18. The system of claim 10, wherein the one or more pre-determined health markers relate to one or more of: hard drive usage, memory capacity, computer services running, errors in log files and attached peripherals.

Referenced Cited
U.S. Patent Documents
7086584 August 8, 2006 Stoutenburg et al.
7232063 June 19, 2007 Fandel et al.
7545816 June 9, 2009 Coutts et al.
9177272 November 3, 2015 Kennedy et al.
9501345 November 22, 2016 Lietz et al.
9774514 September 26, 2017 Fu et al.
10469251 November 5, 2019 Wu et al.
20020178400 November 28, 2002 Venkataraman
20030083944 May 1, 2003 Duvall et al.
20030101262 May 29, 2003 Godwin
20030216969 November 20, 2003 Bauer et al.
20040059634 March 25, 2004 Tami et al.
20060112379 May 25, 2006 Chirakansakcharoen et al.
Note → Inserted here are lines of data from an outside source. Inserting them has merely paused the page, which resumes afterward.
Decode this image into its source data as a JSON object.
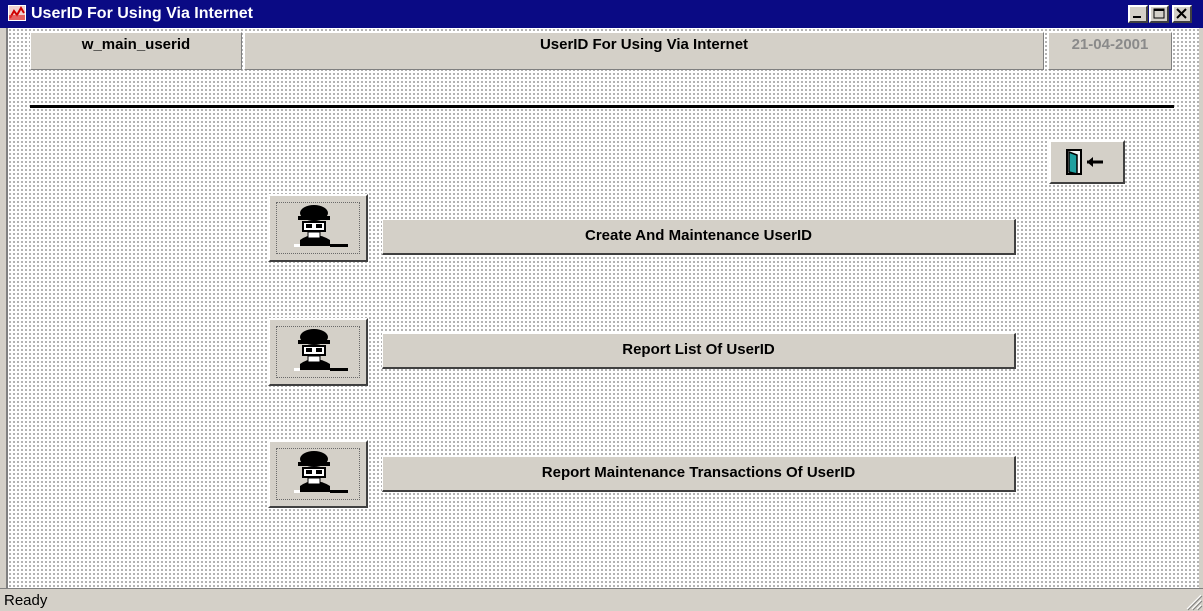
{
  "window": {
    "title": "UserID For Using Via Internet",
    "app_icon": "chart-app-icon",
    "caption_buttons": [
      "minimize-icon",
      "maximize-icon",
      "close-icon"
    ]
  },
  "header": {
    "window_name": "w_main_userid",
    "title": "UserID For Using Via Internet",
    "date": "21-04-2001"
  },
  "exit_button": {
    "icon": "exit-door-icon"
  },
  "menu": {
    "items": [
      {
        "label": "Create And Maintenance UserID",
        "icon": "user-agent-icon"
      },
      {
        "label": "Report List Of UserID",
        "icon": "user-agent-icon"
      },
      {
        "label": "Report Maintenance Transactions Of UserID",
        "icon": "user-agent-icon"
      }
    ]
  },
  "status": {
    "text": "Ready"
  },
  "colors": {
    "titlebar": "#0a0a84",
    "face": "#d4d0c8",
    "date_text": "#8a8a8a"
  }
}
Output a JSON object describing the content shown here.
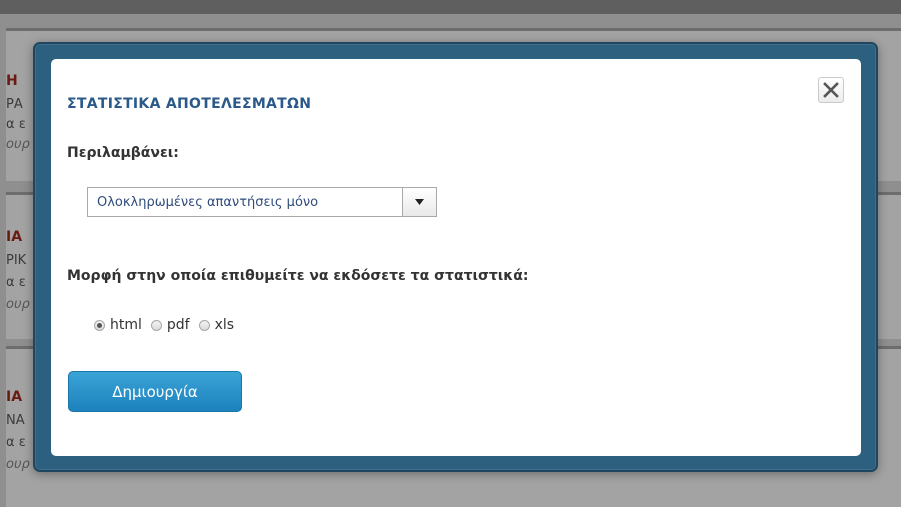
{
  "background": {
    "cards": [
      {
        "lines": [
          "Η ",
          "ΡΑ",
          "α ε",
          "ουρ"
        ]
      },
      {
        "lines": [
          "ΙΑ",
          "ΡΙΚ",
          "α ε",
          "ουρ"
        ]
      },
      {
        "lines": [
          "ΙΑ",
          "ΝΑ",
          "α ε",
          "ουρ"
        ]
      }
    ]
  },
  "dialog": {
    "title": "ΣΤΑΤΙΣΤΙΚΑ ΑΠΟΤΕΛΕΣΜΑΤΩΝ",
    "includes_label": "Περιλαμβάνει:",
    "includes_select": {
      "selected": "Ολοκληρωμένες απαντήσεις μόνο"
    },
    "format_label": "Μορφή στην οποία επιθυμείτε να εκδόσετε τα στατιστικά:",
    "formats": [
      {
        "label": "html",
        "checked": true
      },
      {
        "label": "pdf",
        "checked": false
      },
      {
        "label": "xls",
        "checked": false
      }
    ],
    "create_button": "Δημιουργία"
  },
  "colors": {
    "title": "#2b5a8a",
    "frame": "#2d5f7f",
    "button": "#1d82bd"
  }
}
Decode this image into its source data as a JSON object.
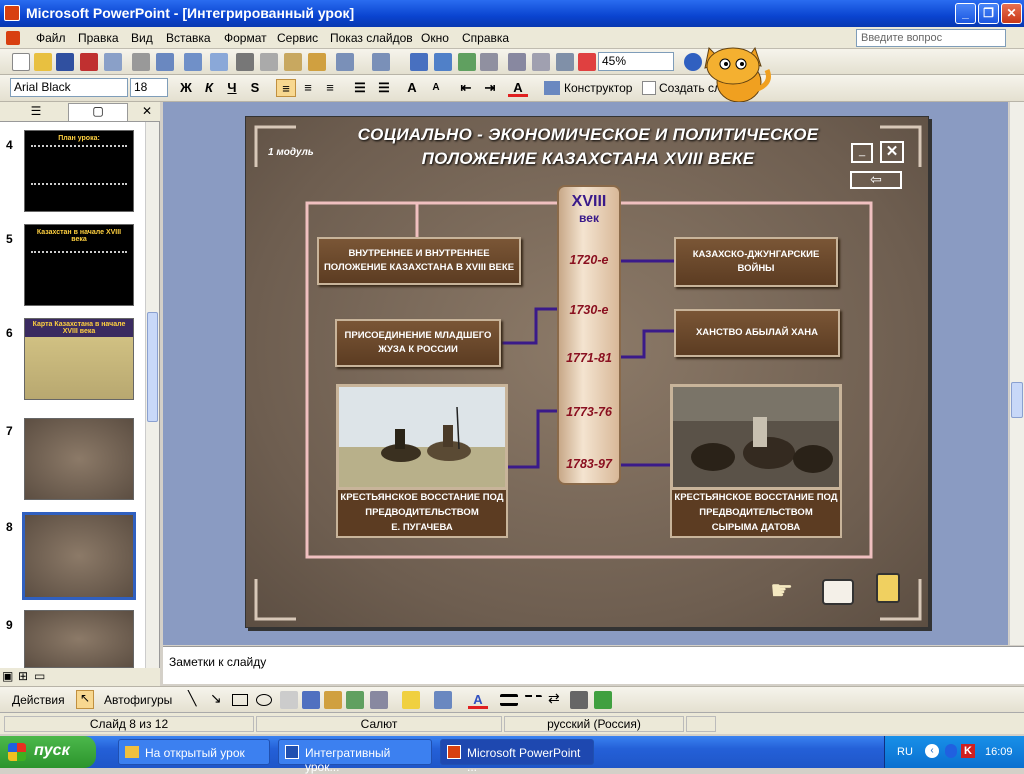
{
  "window": {
    "title": "Microsoft PowerPoint - [Интегрированный урок]"
  },
  "menu": {
    "items": [
      "Файл",
      "Правка",
      "Вид",
      "Вставка",
      "Формат",
      "Сервис",
      "Показ слайдов",
      "Окно",
      "Справка"
    ],
    "ask_placeholder": "Введите вопрос"
  },
  "standard_toolbar": {
    "zoom": "45%"
  },
  "format_toolbar": {
    "font": "Arial Black",
    "size": "18",
    "bold": "Ж",
    "italic": "К",
    "underline": "Ч",
    "shadow": "S",
    "designer": "Конструктор",
    "new_slide": "Создать слай"
  },
  "thumbnails": [
    {
      "num": "4",
      "title": "План урока:"
    },
    {
      "num": "5",
      "title": "Казахстан в начале XVIII века"
    },
    {
      "num": "6",
      "title": "Карта Казахстана в начале XVIII века"
    },
    {
      "num": "7",
      "title": ""
    },
    {
      "num": "8",
      "title": ""
    },
    {
      "num": "9",
      "title": ""
    }
  ],
  "slide": {
    "module": "1 модуль",
    "title_line1": "СОЦИАЛЬНО - ЭКОНОМИЧЕСКОЕ И ПОЛИТИЧЕСКОЕ",
    "title_line2": "ПОЛОЖЕНИЕ КАЗАХСТАНА XVIII ВЕКЕ",
    "century": "XVIII",
    "century_sub": "век",
    "years": [
      "1720-е",
      "1730-е",
      "1771-81",
      "1773-76",
      "1783-97"
    ],
    "box_internal": "ВНУТРЕННЕЕ И ВНУТРЕННЕЕ ПОЛОЖЕНИЕ КАЗАХСТАНА В XVIII ВЕКЕ",
    "box_junior": "ПРИСОЕДИНЕНИЕ МЛАДШЕГО ЖУЗА К РОССИИ",
    "box_wars": "КАЗАХСКО-ДЖУНГАРСКИЕ ВОЙНЫ",
    "box_ablai": "ХАНСТВО АБЫЛАЙ ХАНА",
    "caption_pugachev": [
      "КРЕСТЬЯНСКОЕ ВОССТАНИЕ ПОД",
      "ПРЕДВОДИТЕЛЬСТВОМ",
      "Е. ПУГАЧЕВА"
    ],
    "caption_datov": [
      "КРЕСТЬЯНСКОЕ ВОССТАНИЕ ПОД",
      "ПРЕДВОДИТЕЛЬСТВОМ",
      "СЫРЫМА ДАТОВА"
    ]
  },
  "notes": {
    "placeholder": "Заметки к слайду"
  },
  "drawbar": {
    "actions": "Действия",
    "autoshapes": "Автофигуры"
  },
  "status": {
    "slide": "Слайд 8 из 12",
    "design": "Салют",
    "lang": "русский (Россия)"
  },
  "taskbar": {
    "start": "пуск",
    "tasks": [
      "На открытый урок",
      "Интегративный урок...",
      "Microsoft PowerPoint ..."
    ],
    "lang": "RU",
    "time": "16:09"
  },
  "colors": {
    "accent": "#0a44d0",
    "slide_bg": "#6e5e50",
    "year_text": "#8a1020"
  }
}
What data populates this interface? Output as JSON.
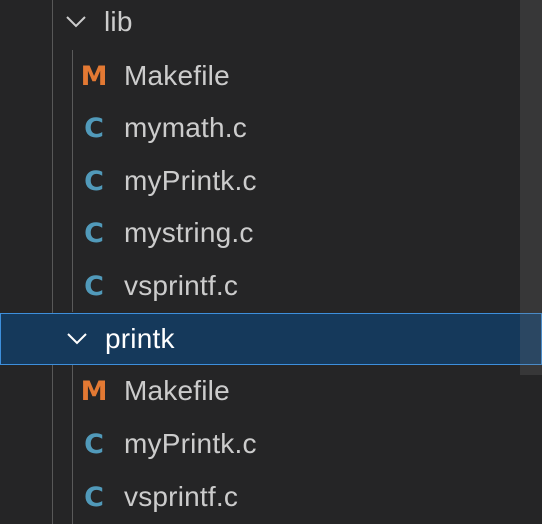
{
  "explorer": {
    "folders": [
      {
        "label": "lib",
        "icon": "chevron-down-icon",
        "files": [
          {
            "label": "Makefile",
            "icon_glyph": "M",
            "icon": "makefile-icon",
            "icon_color": "#e37933"
          },
          {
            "label": "mymath.c",
            "icon_glyph": "C",
            "icon": "c-file-icon",
            "icon_color": "#519aba"
          },
          {
            "label": "myPrintk.c",
            "icon_glyph": "C",
            "icon": "c-file-icon",
            "icon_color": "#519aba"
          },
          {
            "label": "mystring.c",
            "icon_glyph": "C",
            "icon": "c-file-icon",
            "icon_color": "#519aba"
          },
          {
            "label": "vsprintf.c",
            "icon_glyph": "C",
            "icon": "c-file-icon",
            "icon_color": "#519aba"
          }
        ]
      },
      {
        "label": "printk",
        "icon": "chevron-down-icon",
        "selected": true,
        "files": [
          {
            "label": "Makefile",
            "icon_glyph": "M",
            "icon": "makefile-icon",
            "icon_color": "#e37933"
          },
          {
            "label": "myPrintk.c",
            "icon_glyph": "C",
            "icon": "c-file-icon",
            "icon_color": "#519aba"
          },
          {
            "label": "vsprintf.c",
            "icon_glyph": "C",
            "icon": "c-file-icon",
            "icon_color": "#519aba"
          }
        ]
      }
    ],
    "colors": {
      "background": "#252526",
      "selection_bg": "#15395b",
      "selection_border": "#3d8fdc",
      "text": "#cccccc"
    }
  }
}
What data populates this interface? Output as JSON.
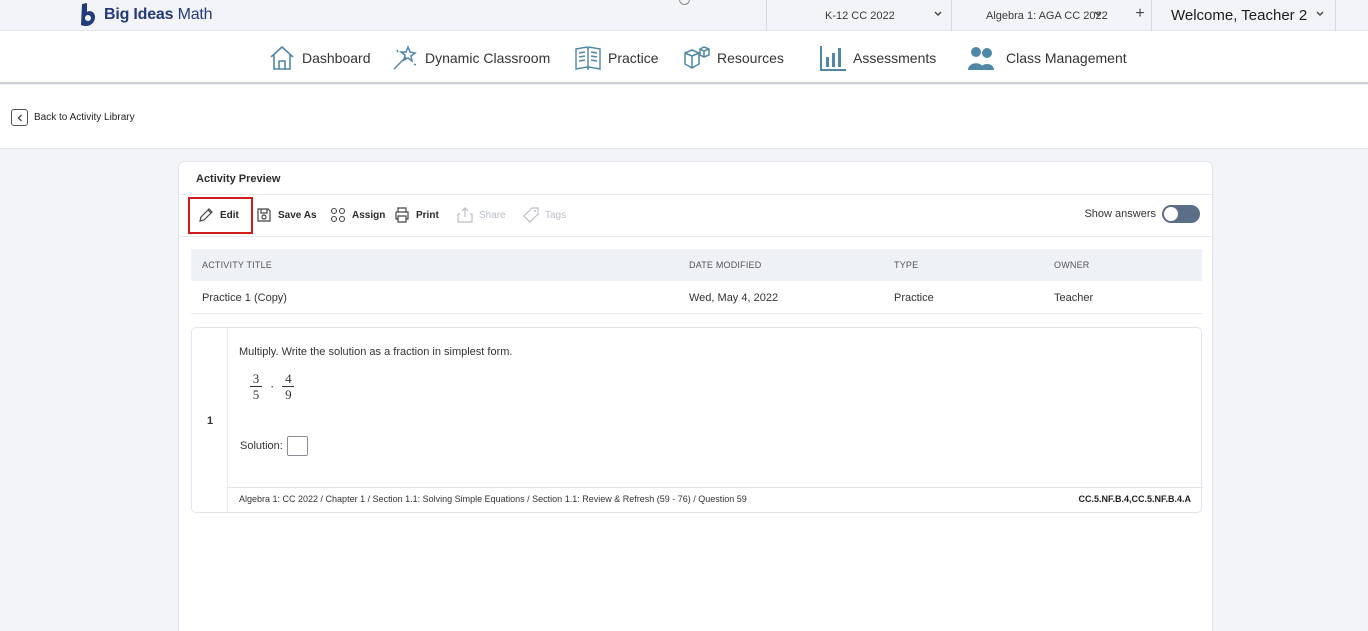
{
  "brand": {
    "bold": "Big Ideas",
    "light": "Math",
    "color": "#243b7a"
  },
  "topbar": {
    "program_select": "K-12 CC 2022",
    "course_select": "Algebra 1: AGA CC 2022",
    "add_symbol": "+",
    "welcome": "Welcome, Teacher 2"
  },
  "nav": {
    "items": [
      {
        "label": "Dashboard",
        "icon": "home-icon"
      },
      {
        "label": "Dynamic Classroom",
        "icon": "wand-icon"
      },
      {
        "label": "Practice",
        "icon": "book-icon"
      },
      {
        "label": "Resources",
        "icon": "cubes-icon"
      },
      {
        "label": "Assessments",
        "icon": "bar-chart-icon"
      },
      {
        "label": "Class Management",
        "icon": "people-icon"
      }
    ]
  },
  "back": {
    "label": "Back to Activity Library"
  },
  "panel": {
    "title": "Activity Preview",
    "toolbar": {
      "edit": "Edit",
      "save_as": "Save As",
      "assign": "Assign",
      "print": "Print",
      "share": "Share",
      "tags": "Tags",
      "show_answers": "Show answers",
      "show_answers_on": false
    },
    "table": {
      "headers": [
        "ACTIVITY TITLE",
        "DATE MODIFIED",
        "TYPE",
        "OWNER"
      ],
      "row": [
        "Practice 1 (Copy)",
        "Wed, May 4, 2022",
        "Practice",
        "Teacher"
      ]
    },
    "question": {
      "number": "1",
      "prompt": "Multiply. Write the solution as a fraction in simplest form.",
      "frac1_num": "3",
      "frac1_den": "5",
      "operator": "·",
      "frac2_num": "4",
      "frac2_den": "9",
      "solution_label": "Solution:",
      "breadcrumb": "Algebra 1: CC 2022 / Chapter 1 / Section 1.1: Solving Simple Equations / Section 1.1: Review & Refresh (59 - 76) / Question 59",
      "standards": "CC.5.NF.B.4,CC.5.NF.B.4.A"
    }
  },
  "colors": {
    "highlight": "#d21b1b",
    "nav_icon": "#4f88a6",
    "toggle": "#5a6e87"
  }
}
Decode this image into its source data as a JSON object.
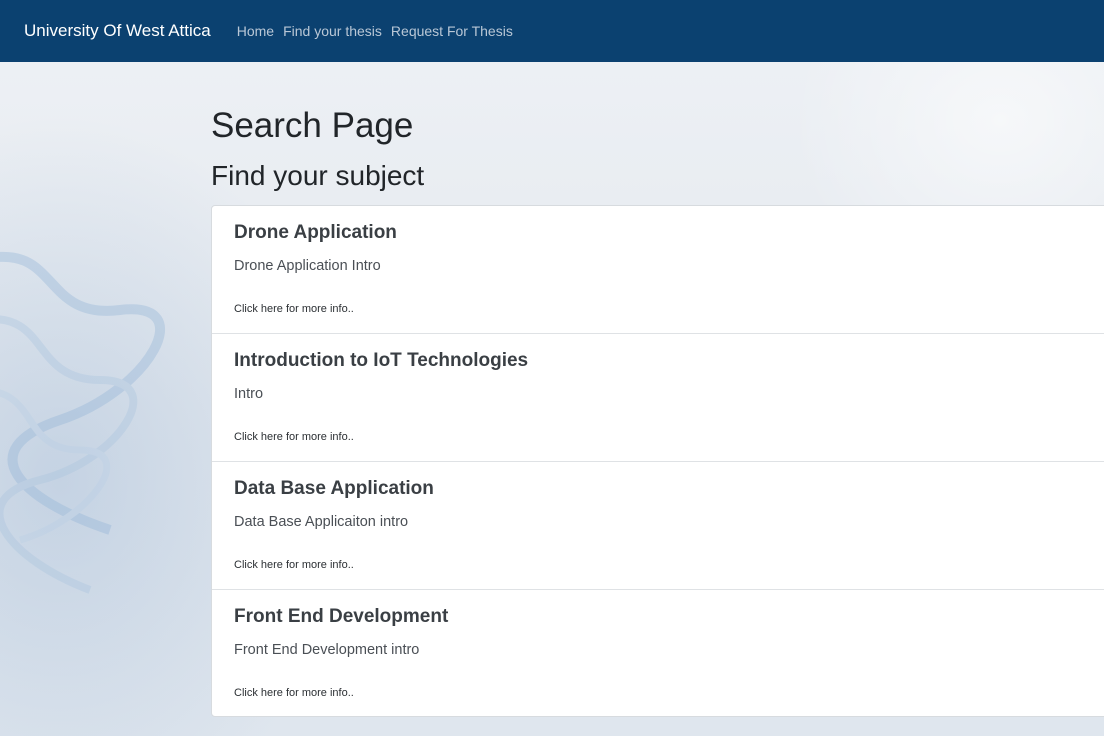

20060182187 August 17, 2006 Likovich et al.
20100050249 February 25, 2010 Newman
20140313882 October 23, 2014 Rucker et al.
20140372805 December 18, 2014 Rijnders
20160034359 February 4, 2016 Cabrera et al.
20160224959 August 4, 2016 Oishi et al.
20170257602 September 7, 2017 Axson et al.
20180253709 September 6, 2018 Karro et al.
20180315035 November 1, 2018 Johnson et al.
20180357625 December 13, 2018 Chin et al.
20200201703 June 25, 2020 Marquez et al.
Foreign Patent Documents
2002269643 September 2002 JP
2004523841 August 2004 JP
2017215790 December 2017 JP
Patent History
Patent number: 12008533
Type: Grant
Filed: Jul 1, 2021
Date of Patent: Jun 11, 2024
Patent Publication Number: 20210326825
Assignee: Target Brands, Inc. (Minneapolis, MN)
Inventors: Steven J. Chin (Minneapolis, MN), Robert H. Henke (Minneapolis, MN), Joseph C. Eckberg (Roseville, MN)
Primary Examiner: Ariel J Yu
Application Number: 17/365,301
Classifications
Current U.S. Class: Computer Network Monitoring (709/224)
International Classification: G06Q 20/20 (20120101); G06F 11/07 (20060101);